6.3 What happens when you receive a report of a potential trademark infringement?
When we receive a complaint that our trademarks are being misused, we first send a confirmation to the person submitting the complaint. Potential infringements are then logged into our system. The legal team then combs through each of those complaints to investigate the alleged infringement. We visit the site personally to make sure the complaint has merit. Then we apply US trademark law in assessing whether there is actual “misuse” and it is a valid infringement of the trademark. In general, the standard of “misuse” in US law is whether the use of the trademark is “confusingly similar” to WMF’s use of the trademark. In other words, will the potential infringers use of the trademark confuse users into thinking their site is sponsored by or hosted by WMF? We always contact the potential infringer first to see if they will voluntarily stop using our marks or work with us to make their use less confusing. If we are unable to work things out informally, and they refuse to comply with a cease and desist letter, we decide whether to move forward with litigation to stop the infringement.
6.4 Can I send a cease and desist letter on behalf of the Wikimedia Foundation when I find misuse?
Please don't. We really appreciate your help with trademark enforcement, but please report any misuses to us so that we can determine what action is appropriate.
7.1 Why can you just change the FAQ section?
The FAQs are not part of the trademark policy. We created them to help you understand the policy. We want to add new questions from the community in the future and to clarify any answers users may find confusing. That is why we want to be able to update the FAQs easily.
7.2 What if I do not agree with the changes to the policy?
We encourage you to share your comments and concerns with us during the community feedback period following any announced changes. We will take all comments under careful advisement and ensure that any changes to our policy are consistent with our mission.
Back to Revision of the trademark policy.
Failure to exercise quality control in trademark licensing is referred to as "naked licensing," and can sometimes result in loss of trademark rights.

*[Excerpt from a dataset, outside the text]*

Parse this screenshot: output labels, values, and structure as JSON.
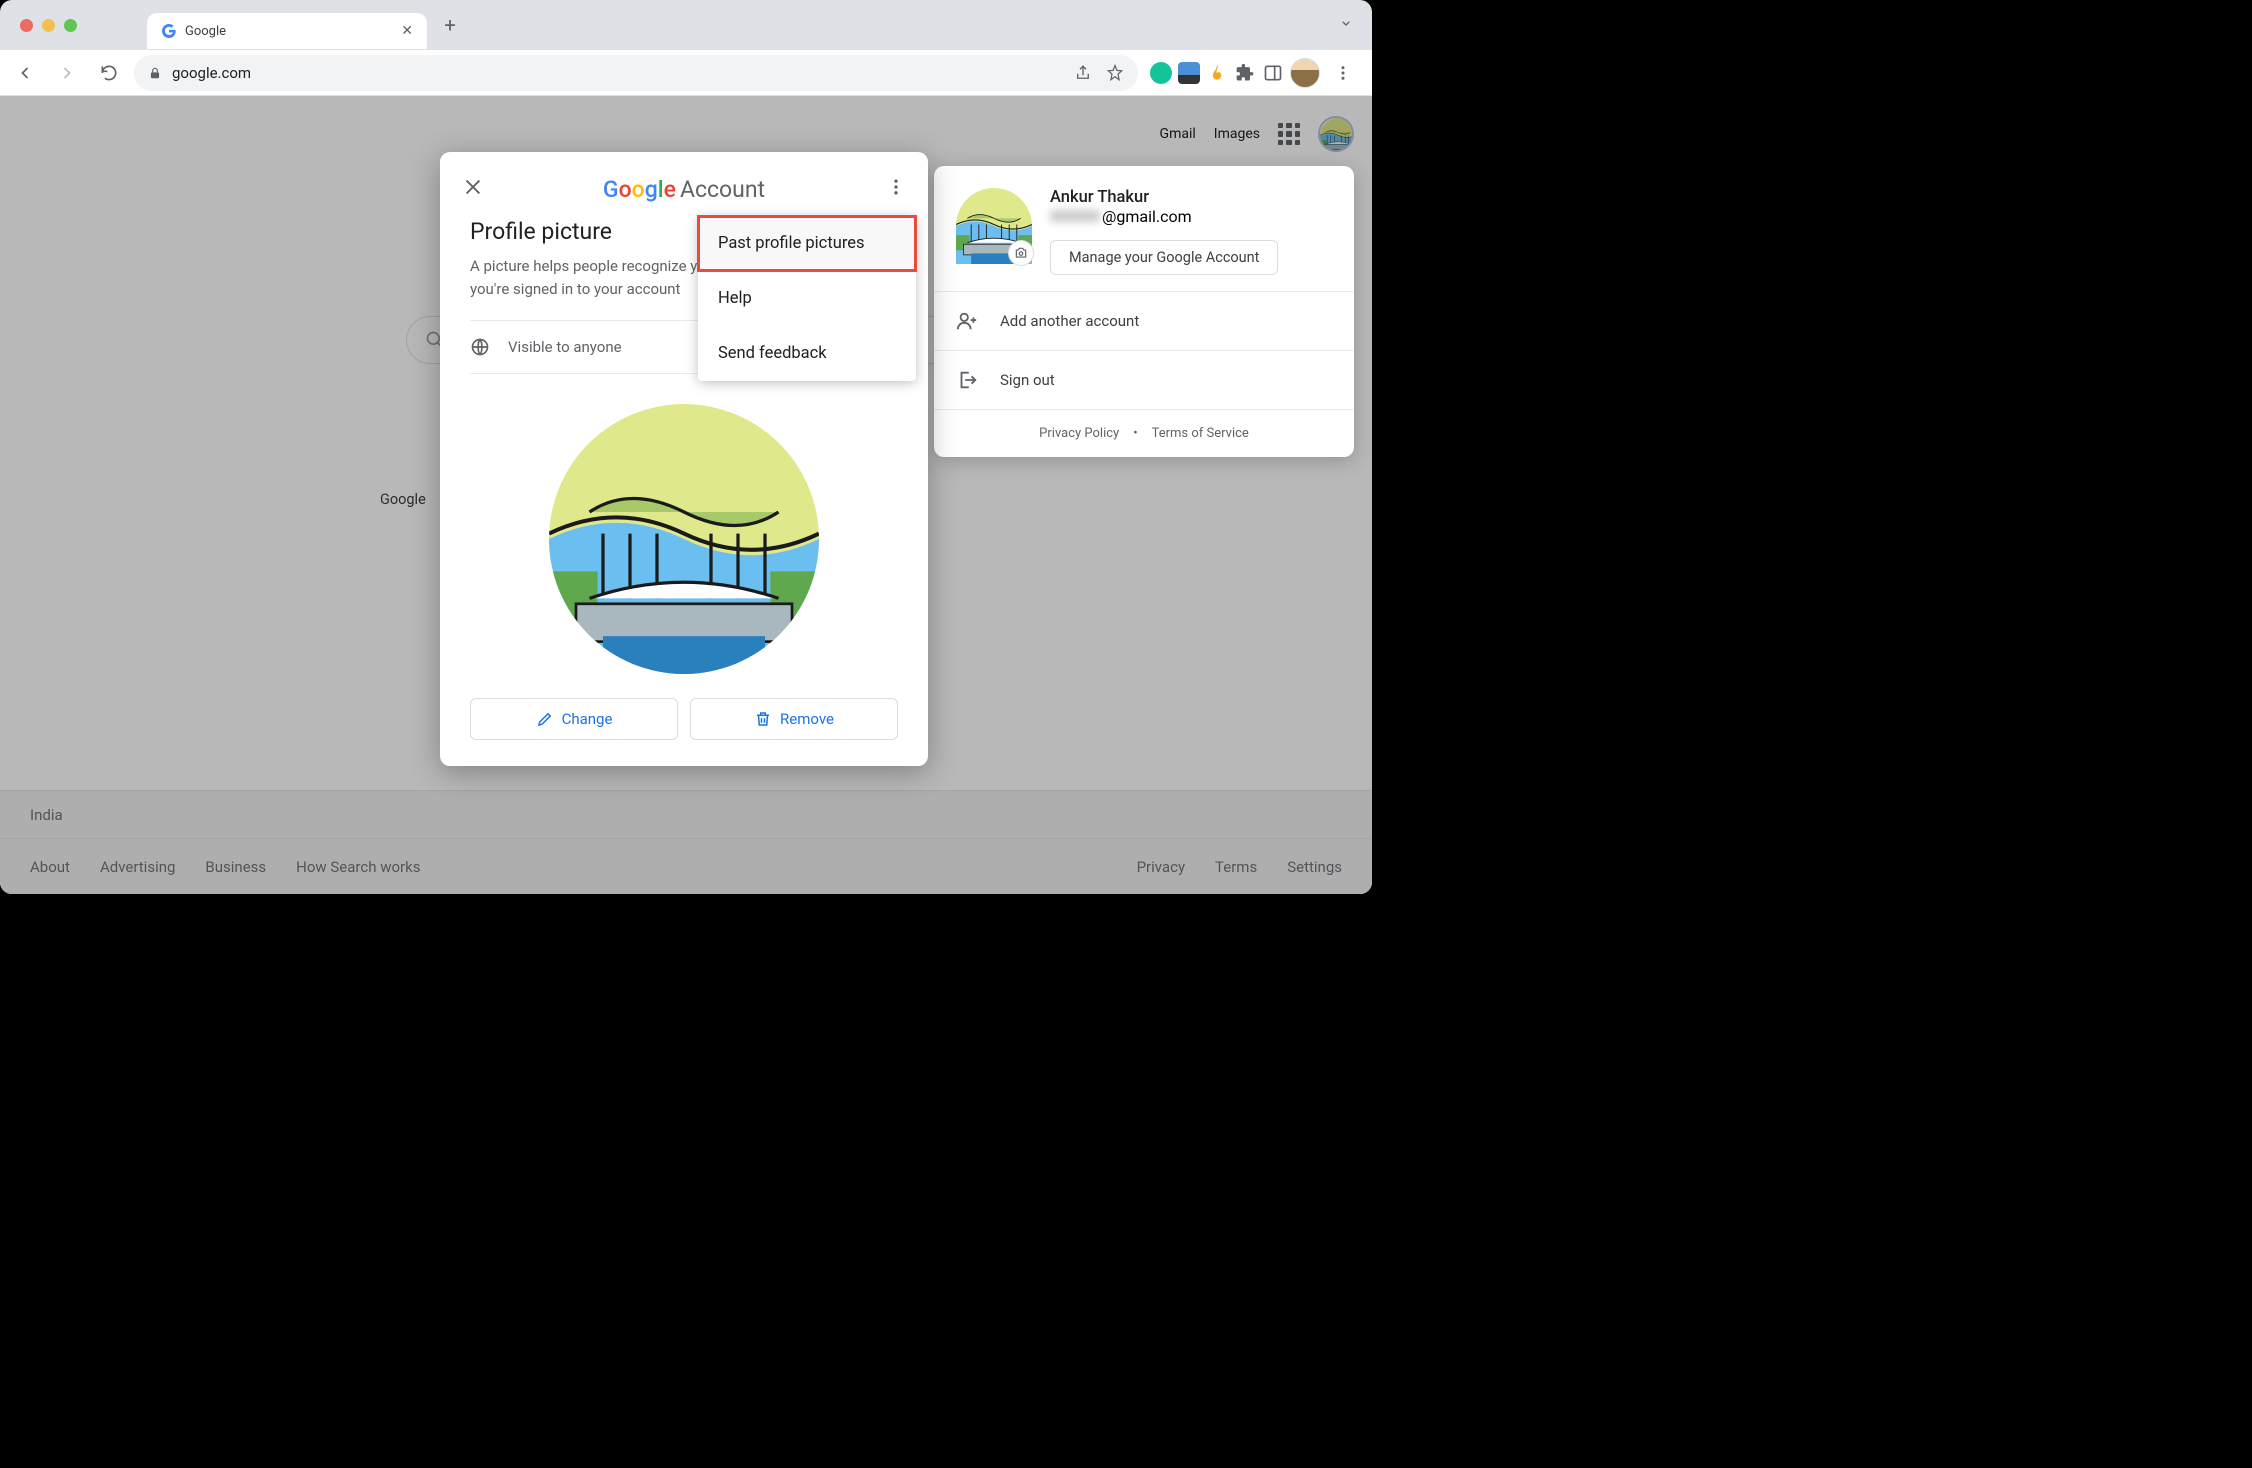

They are a set of guidelines you should follow when using any of the Wikimedia marks. These guidelines ensure that the marks always look their best and are not distorted in any way.
8.3 How do the Visual Identity Guidelines relate to the trademark policy?
The Visual Identity Guidelines are a separate document from the trademark policy and can be revised without notice. These guidelines help to make sure the Wikimedia marks are always used consistently with the same level of quality. Consistent use is important in order for us to maintain protection over the Wikimedia marks. It helps avoid confusion among users that may view marks similar to the Wikimedia marks. If Wikimedia marks are displayed consistently, users can be sure when they are viewing actual Wikimedia content instead of an imposter site.